Component data from apps and pages:
§ §

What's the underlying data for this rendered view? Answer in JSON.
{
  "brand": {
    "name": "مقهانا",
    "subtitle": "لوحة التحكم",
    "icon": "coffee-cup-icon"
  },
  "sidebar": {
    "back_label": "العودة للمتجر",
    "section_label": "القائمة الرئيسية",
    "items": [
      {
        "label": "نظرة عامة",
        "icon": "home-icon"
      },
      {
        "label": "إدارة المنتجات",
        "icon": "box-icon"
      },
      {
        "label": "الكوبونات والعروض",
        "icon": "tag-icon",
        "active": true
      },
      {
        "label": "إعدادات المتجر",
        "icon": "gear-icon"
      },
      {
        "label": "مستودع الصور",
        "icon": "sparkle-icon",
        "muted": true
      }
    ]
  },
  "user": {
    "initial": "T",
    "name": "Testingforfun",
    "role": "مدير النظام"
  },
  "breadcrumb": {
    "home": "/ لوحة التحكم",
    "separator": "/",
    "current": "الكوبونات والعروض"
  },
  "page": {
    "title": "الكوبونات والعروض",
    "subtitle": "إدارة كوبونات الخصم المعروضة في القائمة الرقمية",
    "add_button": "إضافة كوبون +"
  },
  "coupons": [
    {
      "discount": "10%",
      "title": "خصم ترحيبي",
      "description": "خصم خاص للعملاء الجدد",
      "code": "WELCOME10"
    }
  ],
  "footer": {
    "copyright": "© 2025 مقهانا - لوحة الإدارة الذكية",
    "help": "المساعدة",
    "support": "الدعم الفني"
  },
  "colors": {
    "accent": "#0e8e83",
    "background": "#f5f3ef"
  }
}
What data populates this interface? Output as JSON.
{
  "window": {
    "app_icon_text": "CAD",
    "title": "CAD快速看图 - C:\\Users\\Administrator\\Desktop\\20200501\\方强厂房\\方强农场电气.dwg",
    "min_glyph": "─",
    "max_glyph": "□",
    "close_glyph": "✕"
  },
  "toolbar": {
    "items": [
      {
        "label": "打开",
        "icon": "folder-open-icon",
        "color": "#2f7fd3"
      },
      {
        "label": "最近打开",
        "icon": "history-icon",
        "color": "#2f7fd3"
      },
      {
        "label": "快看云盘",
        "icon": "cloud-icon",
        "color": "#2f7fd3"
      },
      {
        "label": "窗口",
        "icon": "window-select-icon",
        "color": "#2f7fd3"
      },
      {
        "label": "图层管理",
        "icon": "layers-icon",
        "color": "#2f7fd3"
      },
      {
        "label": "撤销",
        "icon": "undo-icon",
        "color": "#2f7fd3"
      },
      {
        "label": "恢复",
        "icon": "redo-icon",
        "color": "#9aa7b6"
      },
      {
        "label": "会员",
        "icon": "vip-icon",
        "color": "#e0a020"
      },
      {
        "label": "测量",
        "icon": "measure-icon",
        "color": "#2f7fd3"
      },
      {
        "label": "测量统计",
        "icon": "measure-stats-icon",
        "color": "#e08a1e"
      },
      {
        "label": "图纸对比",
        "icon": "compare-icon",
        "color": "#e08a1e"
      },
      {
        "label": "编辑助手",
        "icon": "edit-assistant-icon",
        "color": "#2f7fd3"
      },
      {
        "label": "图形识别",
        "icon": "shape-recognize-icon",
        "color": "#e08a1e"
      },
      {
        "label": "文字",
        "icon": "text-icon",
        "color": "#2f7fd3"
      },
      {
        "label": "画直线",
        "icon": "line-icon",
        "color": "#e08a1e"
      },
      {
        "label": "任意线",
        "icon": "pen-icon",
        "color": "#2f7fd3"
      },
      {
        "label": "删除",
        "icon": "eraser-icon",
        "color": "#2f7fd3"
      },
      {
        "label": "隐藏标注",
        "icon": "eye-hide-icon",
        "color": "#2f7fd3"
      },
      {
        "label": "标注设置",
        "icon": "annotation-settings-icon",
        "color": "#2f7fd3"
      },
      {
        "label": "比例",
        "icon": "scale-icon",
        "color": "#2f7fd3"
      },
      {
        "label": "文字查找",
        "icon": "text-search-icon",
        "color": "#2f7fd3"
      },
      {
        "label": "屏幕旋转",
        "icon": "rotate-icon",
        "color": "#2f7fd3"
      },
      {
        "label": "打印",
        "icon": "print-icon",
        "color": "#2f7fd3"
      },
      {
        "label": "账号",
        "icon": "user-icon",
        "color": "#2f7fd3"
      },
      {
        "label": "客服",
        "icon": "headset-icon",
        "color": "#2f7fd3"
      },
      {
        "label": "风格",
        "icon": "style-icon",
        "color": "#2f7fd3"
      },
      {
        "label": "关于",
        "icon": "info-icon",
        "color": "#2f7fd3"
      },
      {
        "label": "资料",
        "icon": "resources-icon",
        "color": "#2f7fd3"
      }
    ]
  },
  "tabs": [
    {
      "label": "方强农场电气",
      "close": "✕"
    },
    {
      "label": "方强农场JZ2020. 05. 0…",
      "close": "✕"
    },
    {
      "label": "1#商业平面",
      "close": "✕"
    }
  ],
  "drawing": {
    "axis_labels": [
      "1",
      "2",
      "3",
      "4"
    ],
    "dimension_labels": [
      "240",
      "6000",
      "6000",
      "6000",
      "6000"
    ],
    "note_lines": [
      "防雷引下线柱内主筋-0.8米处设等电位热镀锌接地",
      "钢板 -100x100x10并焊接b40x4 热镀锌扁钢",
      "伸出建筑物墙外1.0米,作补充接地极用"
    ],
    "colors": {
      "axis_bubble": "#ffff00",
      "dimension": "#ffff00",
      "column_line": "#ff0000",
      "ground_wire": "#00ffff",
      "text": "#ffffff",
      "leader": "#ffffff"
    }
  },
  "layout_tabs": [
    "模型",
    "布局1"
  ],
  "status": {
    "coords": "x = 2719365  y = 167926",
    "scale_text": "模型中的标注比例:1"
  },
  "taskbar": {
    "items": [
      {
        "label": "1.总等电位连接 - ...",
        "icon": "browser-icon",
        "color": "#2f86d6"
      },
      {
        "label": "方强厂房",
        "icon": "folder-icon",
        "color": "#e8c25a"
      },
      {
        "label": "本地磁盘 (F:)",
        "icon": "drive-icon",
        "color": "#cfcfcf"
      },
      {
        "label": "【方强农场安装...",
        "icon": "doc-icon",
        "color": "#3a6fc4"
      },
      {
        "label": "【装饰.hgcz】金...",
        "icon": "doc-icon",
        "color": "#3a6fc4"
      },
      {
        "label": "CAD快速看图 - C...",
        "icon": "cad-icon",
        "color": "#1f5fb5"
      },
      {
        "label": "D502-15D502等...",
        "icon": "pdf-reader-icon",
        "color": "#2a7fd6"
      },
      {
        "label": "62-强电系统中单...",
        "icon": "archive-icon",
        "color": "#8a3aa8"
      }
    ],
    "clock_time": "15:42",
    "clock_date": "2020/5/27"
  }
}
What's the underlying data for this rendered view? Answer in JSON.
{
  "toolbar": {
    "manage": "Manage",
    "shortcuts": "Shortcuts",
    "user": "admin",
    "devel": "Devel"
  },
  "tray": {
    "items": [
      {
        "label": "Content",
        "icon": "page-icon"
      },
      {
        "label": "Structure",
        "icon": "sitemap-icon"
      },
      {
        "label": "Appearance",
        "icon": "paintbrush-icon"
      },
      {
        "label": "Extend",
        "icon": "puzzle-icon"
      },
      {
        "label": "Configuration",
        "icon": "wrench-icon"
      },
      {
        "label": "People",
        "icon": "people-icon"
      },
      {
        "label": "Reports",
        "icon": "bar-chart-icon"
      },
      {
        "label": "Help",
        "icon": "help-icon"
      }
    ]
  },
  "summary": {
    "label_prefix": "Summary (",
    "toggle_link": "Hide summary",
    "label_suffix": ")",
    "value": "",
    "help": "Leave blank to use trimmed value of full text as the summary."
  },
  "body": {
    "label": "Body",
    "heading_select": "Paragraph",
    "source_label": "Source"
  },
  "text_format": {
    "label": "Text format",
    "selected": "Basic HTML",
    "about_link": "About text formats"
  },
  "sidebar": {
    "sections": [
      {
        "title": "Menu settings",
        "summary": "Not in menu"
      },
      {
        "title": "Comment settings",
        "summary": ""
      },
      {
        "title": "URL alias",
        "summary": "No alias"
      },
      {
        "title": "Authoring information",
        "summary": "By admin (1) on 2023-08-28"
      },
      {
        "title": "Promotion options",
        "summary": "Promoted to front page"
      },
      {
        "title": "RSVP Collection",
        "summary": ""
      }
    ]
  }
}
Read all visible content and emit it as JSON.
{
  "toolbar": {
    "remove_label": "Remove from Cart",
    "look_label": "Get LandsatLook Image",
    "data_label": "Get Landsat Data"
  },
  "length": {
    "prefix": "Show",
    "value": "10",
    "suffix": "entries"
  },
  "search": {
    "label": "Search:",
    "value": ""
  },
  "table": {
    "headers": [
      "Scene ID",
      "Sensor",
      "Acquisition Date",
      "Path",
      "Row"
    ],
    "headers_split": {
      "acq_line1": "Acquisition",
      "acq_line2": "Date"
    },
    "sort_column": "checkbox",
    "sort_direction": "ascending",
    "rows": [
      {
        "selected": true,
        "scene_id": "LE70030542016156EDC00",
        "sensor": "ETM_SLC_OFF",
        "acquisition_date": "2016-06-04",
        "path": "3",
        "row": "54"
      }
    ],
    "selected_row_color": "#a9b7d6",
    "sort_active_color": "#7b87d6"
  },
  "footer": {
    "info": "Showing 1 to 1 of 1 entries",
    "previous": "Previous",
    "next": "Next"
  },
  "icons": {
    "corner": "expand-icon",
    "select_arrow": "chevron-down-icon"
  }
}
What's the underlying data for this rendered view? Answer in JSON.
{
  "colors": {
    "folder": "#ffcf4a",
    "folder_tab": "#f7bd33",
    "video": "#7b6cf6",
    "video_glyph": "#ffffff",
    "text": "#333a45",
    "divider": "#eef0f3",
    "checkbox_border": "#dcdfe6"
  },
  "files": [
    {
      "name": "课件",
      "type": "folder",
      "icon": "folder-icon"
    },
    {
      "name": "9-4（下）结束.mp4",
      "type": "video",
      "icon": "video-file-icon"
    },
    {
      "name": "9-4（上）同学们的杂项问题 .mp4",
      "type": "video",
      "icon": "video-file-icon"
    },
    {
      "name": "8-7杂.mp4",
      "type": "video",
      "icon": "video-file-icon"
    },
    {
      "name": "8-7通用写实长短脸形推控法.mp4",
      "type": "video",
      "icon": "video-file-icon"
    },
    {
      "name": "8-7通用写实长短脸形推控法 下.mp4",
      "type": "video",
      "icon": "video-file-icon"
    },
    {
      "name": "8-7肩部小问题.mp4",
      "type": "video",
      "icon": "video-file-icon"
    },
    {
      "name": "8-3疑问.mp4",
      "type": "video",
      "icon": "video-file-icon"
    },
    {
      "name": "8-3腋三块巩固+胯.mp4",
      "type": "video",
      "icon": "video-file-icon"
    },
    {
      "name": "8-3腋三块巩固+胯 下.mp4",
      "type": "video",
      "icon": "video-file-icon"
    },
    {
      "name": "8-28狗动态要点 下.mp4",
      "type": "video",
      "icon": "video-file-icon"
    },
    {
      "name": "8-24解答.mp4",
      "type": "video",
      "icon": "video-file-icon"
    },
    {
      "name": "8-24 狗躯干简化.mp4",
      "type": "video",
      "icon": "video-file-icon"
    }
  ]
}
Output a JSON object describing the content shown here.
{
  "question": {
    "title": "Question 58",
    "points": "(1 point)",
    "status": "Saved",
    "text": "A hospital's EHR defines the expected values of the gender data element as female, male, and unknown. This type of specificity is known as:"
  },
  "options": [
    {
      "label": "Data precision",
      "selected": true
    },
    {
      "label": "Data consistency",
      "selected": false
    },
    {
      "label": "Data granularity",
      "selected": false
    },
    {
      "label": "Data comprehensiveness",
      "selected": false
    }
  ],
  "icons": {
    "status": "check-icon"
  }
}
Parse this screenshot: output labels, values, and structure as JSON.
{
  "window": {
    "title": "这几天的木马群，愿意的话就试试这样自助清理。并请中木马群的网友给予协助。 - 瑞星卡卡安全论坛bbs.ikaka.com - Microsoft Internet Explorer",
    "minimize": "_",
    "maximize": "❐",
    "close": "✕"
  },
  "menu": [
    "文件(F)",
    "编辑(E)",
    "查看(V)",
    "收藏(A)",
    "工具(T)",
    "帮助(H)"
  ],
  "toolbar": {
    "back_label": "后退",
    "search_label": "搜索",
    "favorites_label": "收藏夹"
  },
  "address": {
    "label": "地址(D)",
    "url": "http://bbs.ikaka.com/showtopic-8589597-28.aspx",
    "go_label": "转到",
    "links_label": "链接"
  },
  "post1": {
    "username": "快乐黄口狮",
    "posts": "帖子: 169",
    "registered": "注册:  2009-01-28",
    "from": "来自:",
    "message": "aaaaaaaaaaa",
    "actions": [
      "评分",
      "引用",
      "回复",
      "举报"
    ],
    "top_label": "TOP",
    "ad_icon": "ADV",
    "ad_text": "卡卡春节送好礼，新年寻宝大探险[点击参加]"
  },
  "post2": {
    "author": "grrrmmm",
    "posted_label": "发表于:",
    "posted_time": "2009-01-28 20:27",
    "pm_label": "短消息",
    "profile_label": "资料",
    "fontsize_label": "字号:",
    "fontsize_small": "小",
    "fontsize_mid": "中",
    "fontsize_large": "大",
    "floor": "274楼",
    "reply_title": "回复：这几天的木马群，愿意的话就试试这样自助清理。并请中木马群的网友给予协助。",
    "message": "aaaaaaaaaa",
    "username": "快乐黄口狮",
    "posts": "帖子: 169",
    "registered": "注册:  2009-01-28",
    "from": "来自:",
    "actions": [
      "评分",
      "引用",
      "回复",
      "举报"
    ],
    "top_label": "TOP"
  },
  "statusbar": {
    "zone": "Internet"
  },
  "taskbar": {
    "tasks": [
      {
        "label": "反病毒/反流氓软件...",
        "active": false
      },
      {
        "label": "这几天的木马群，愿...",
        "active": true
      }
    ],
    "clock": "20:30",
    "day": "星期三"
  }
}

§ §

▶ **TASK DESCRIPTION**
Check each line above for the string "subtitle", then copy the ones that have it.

▶ **EXERCISE SOLUTION**
    "subtitle": "لوحة التحكم",
    "subtitle": "إدارة كوبونات الخصم المعروضة في القائمة الرقمية",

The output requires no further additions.